** Records provided follows **
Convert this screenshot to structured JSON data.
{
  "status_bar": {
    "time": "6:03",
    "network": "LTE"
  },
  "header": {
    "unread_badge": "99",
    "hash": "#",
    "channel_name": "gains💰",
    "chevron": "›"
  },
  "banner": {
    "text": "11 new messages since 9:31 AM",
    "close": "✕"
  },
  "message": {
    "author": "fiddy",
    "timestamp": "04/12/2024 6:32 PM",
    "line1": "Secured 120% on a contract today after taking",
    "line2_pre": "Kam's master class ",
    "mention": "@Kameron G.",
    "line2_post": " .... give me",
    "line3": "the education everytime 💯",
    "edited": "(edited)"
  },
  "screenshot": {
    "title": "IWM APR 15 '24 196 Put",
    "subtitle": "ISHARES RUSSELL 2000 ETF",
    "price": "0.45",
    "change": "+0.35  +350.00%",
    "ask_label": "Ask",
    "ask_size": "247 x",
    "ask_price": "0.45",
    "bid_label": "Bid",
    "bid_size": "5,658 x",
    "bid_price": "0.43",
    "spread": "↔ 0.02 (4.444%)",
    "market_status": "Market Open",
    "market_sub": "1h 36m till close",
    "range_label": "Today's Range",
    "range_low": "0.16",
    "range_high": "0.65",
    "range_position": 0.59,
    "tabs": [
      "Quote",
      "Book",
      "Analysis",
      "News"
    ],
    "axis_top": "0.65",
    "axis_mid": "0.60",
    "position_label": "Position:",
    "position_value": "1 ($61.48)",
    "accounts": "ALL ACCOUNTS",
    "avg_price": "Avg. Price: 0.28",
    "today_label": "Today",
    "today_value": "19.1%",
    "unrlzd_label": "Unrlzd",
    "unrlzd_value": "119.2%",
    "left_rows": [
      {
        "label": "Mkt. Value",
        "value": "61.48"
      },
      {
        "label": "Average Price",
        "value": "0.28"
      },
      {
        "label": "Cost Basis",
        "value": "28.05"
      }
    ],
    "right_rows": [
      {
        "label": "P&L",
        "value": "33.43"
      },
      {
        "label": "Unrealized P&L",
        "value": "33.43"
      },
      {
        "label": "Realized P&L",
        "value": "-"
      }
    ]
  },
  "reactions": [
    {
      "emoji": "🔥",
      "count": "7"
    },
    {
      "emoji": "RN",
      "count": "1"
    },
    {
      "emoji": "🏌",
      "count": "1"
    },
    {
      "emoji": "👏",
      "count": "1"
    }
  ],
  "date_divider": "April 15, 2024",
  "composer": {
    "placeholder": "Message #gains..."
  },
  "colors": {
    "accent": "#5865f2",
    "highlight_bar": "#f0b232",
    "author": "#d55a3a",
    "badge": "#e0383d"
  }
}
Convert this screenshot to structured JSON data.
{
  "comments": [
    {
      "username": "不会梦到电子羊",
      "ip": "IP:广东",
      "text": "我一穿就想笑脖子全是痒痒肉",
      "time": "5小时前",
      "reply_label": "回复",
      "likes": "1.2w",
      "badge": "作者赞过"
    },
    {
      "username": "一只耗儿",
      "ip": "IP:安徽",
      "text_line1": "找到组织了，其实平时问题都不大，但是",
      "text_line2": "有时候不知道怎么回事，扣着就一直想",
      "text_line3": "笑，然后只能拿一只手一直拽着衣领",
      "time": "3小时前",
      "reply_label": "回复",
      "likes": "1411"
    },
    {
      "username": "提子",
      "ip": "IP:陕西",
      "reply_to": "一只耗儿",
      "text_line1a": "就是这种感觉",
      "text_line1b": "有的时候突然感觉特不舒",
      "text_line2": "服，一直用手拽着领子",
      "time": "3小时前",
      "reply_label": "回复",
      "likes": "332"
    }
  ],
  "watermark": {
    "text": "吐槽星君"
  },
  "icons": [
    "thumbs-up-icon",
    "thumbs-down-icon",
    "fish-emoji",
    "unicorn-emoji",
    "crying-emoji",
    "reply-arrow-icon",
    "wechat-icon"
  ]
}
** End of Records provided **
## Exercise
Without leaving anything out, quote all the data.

## Answer to this problem
Convert this screenshot to structured JSON data.
{
  "status_bar": {
    "time": "6:03",
    "network": "LTE"
  },
  "header": {
    "unread_badge": "99",
    "hash": "#",
    "channel_name": "gains💰",
    "chevron": "›"
  },
  "banner": {
    "text": "11 new messages since 9:31 AM",
    "close": "✕"
  },
  "message": {
    "author": "fiddy",
    "timestamp": "04/12/2024 6:32 PM",
    "line1": "Secured 120% on a contract today after taking",
    "line2_pre": "Kam's master class ",
    "mention": "@Kameron G.",
    "line2_post": " .... give me",
    "line3": "the education everytime 💯",
    "edited": "(edited)"
  },
  "screenshot": {
    "title": "IWM APR 15 '24 196 Put",
    "subtitle": "ISHARES RUSSELL 2000 ETF",
    "price": "0.45",
    "change": "+0.35  +350.00%",
    "ask_label": "Ask",
    "ask_size": "247 x",
    "ask_price": "0.45",
    "bid_label": "Bid",
    "bid_size": "5,658 x",
    "bid_price": "0.43",
    "spread": "↔ 0.02 (4.444%)",
    "market_status": "Market Open",
    "market_sub": "1h 36m till close",
    "range_label": "Today's Range",
    "range_low": "0.16",
    "range_high": "0.65",
    "range_position": 0.59,
    "tabs": [
      "Quote",
      "Book",
      "Analysis",
      "News"
    ],
    "axis_top": "0.65",
    "axis_mid": "0.60",
    "position_label": "Position:",
    "position_value": "1 ($61.48)",
    "accounts": "ALL ACCOUNTS",
    "avg_price": "Avg. Price: 0.28",
    "today_label": "Today",
    "today_value": "19.1%",
    "unrlzd_label": "Unrlzd",
    "unrlzd_value": "119.2%",
    "left_rows": [
      {
        "label": "Mkt. Value",
        "value": "61.48"
      },
      {
        "label": "Average Price",
        "value": "0.28"
      },
      {
        "label": "Cost Basis",
        "value": "28.05"
      }
    ],
    "right_rows": [
      {
        "label": "P&L",
        "value": "33.43"
      },
      {
        "label": "Unrealized P&L",
        "value": "33.43"
      },
      {
        "label": "Realized P&L",
        "value": "-"
      }
    ]
  },
  "reactions": [
    {
      "emoji": "🔥",
      "count": "7"
    },
    {
      "emoji": "RN",
      "count": "1"
    },
    {
      "emoji": "🏌",
      "count": "1"
    },
    {
      "emoji": "👏",
      "count": "1"
    }
  ],
  "date_divider": "April 15, 2024",
  "composer": {
    "placeholder": "Message #gains..."
  },
  "colors": {
    "accent": "#5865f2",
    "highlight_bar": "#f0b232",
    "author": "#d55a3a",
    "badge": "#e0383d"
  }
}
Convert this screenshot to structured JSON data.
{
  "comments": [
    {
      "username": "不会梦到电子羊",
      "ip": "IP:广东",
      "text": "我一穿就想笑脖子全是痒痒肉",
      "time": "5小时前",
      "reply_label": "回复",
      "likes": "1.2w",
      "badge": "作者赞过"
    },
    {
      "username": "一只耗儿",
      "ip": "IP:安徽",
      "text_line1": "找到组织了，其实平时问题都不大，但是",
      "text_line2": "有时候不知道怎么回事，扣着就一直想",
      "text_line3": "笑，然后只能拿一只手一直拽着衣领",
      "time": "3小时前",
      "reply_label": "回复",
      "likes": "1411"
    },
    {
      "username": "提子",
      "ip": "IP:陕西",
      "reply_to": "一只耗儿",
      "text_line1a": "就是这种感觉",
      "text_line1b": "有的时候突然感觉特不舒",
      "text_line2": "服，一直用手拽着领子",
      "time": "3小时前",
      "reply_label": "回复",
      "likes": "332"
    }
  ],
  "watermark": {
    "text": "吐槽星君"
  },
  "icons": [
    "thumbs-up-icon",
    "thumbs-down-icon",
    "fish-emoji",
    "unicorn-emoji",
    "crying-emoji",
    "reply-arrow-icon",
    "wechat-icon"
  ]
}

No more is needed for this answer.